## Records:
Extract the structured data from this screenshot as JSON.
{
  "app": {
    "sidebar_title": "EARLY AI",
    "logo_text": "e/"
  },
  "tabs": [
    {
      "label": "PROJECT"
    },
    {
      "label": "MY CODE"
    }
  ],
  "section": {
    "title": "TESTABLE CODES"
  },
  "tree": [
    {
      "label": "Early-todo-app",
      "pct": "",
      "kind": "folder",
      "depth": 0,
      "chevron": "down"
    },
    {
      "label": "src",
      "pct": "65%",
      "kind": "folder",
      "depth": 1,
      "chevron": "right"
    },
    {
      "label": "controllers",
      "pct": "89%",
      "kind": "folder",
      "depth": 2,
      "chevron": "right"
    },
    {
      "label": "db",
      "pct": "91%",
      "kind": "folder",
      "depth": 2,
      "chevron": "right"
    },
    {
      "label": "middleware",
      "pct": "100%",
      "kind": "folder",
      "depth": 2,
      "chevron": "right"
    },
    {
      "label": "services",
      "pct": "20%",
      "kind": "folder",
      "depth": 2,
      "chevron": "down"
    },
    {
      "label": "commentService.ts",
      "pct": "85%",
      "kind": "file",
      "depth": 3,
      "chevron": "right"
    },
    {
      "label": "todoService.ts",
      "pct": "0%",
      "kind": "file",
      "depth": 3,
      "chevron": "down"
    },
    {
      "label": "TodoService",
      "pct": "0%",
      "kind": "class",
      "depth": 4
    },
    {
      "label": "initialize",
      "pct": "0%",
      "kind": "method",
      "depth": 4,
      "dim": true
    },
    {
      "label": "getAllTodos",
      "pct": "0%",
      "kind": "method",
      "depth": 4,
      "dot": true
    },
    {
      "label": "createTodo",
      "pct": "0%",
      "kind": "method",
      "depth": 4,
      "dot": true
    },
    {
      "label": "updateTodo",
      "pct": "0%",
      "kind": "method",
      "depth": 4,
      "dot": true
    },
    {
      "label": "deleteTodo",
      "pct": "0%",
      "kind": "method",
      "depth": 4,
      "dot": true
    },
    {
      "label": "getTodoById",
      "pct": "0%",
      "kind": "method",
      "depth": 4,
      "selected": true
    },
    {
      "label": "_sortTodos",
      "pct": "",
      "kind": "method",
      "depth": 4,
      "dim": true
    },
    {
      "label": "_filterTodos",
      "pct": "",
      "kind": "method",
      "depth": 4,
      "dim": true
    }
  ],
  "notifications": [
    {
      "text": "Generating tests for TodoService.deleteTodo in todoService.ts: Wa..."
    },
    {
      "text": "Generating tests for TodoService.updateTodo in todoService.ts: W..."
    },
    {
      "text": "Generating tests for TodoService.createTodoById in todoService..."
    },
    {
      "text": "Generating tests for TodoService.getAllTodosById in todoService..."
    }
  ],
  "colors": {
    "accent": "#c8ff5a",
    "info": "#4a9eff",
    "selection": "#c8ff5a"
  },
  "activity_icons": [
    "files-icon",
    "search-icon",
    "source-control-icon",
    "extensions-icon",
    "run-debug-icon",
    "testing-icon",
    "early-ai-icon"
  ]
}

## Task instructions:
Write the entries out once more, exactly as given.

## Your solution:
Extract the structured data from this screenshot as JSON.
{
  "app": {
    "sidebar_title": "EARLY AI",
    "logo_text": "e/"
  },
  "tabs": [
    {
      "label": "PROJECT"
    },
    {
      "label": "MY CODE"
    }
  ],
  "section": {
    "title": "TESTABLE CODES"
  },
  "tree": [
    {
      "label": "Early-todo-app",
      "pct": "",
      "kind": "folder",
      "depth": 0,
      "chevron": "down"
    },
    {
      "label": "src",
      "pct": "65%",
      "kind": "folder",
      "depth": 1,
      "chevron": "right"
    },
    {
      "label": "controllers",
      "pct": "89%",
      "kind": "folder",
      "depth": 2,
      "chevron": "right"
    },
    {
      "label": "db",
      "pct": "91%",
      "kind": "folder",
      "depth": 2,
      "chevron": "right"
    },
    {
      "label": "middleware",
      "pct": "100%",
      "kind": "folder",
      "depth": 2,
      "chevron": "right"
    },
    {
      "label": "services",
      "pct": "20%",
      "kind": "folder",
      "depth": 2,
      "chevron": "down"
    },
    {
      "label": "commentService.ts",
      "pct": "85%",
      "kind": "file",
      "depth": 3,
      "chevron": "right"
    },
    {
      "label": "todoService.ts",
      "pct": "0%",
      "kind": "file",
      "depth": 3,
      "chevron": "down"
    },
    {
      "label": "TodoService",
      "pct": "0%",
      "kind": "class",
      "depth": 4
    },
    {
      "label": "initialize",
      "pct": "0%",
      "kind": "method",
      "depth": 4,
      "dim": true
    },
    {
      "label": "getAllTodos",
      "pct": "0%",
      "kind": "method",
      "depth": 4,
      "dot": true
    },
    {
      "label": "createTodo",
      "pct": "0%",
      "kind": "method",
      "depth": 4,
      "dot": true
    },
    {
      "label": "updateTodo",
      "pct": "0%",
      "kind": "method",
      "depth": 4,
      "dot": true
    },
    {
      "label": "deleteTodo",
      "pct": "0%",
      "kind": "method",
      "depth": 4,
      "dot": true
    },
    {
      "label": "getTodoById",
      "pct": "0%",
      "kind": "method",
      "depth": 4,
      "selected": true
    },
    {
      "label": "_sortTodos",
      "pct": "",
      "kind": "method",
      "depth": 4,
      "dim": true
    },
    {
      "label": "_filterTodos",
      "pct": "",
      "kind": "method",
      "depth": 4,
      "dim": true
    }
  ],
  "notifications": [
    {
      "text": "Generating tests for TodoService.deleteTodo in todoService.ts: Wa..."
    },
    {
      "text": "Generating tests for TodoService.updateTodo in todoService.ts: W..."
    },
    {
      "text": "Generating tests for TodoService.createTodoById in todoService..."
    },
    {
      "text": "Generating tests for TodoService.getAllTodosById in todoService..."
    }
  ],
  "colors": {
    "accent": "#c8ff5a",
    "info": "#4a9eff",
    "selection": "#c8ff5a"
  },
  "activity_icons": [
    "files-icon",
    "search-icon",
    "source-control-icon",
    "extensions-icon",
    "run-debug-icon",
    "testing-icon",
    "early-ai-icon"
  ]
}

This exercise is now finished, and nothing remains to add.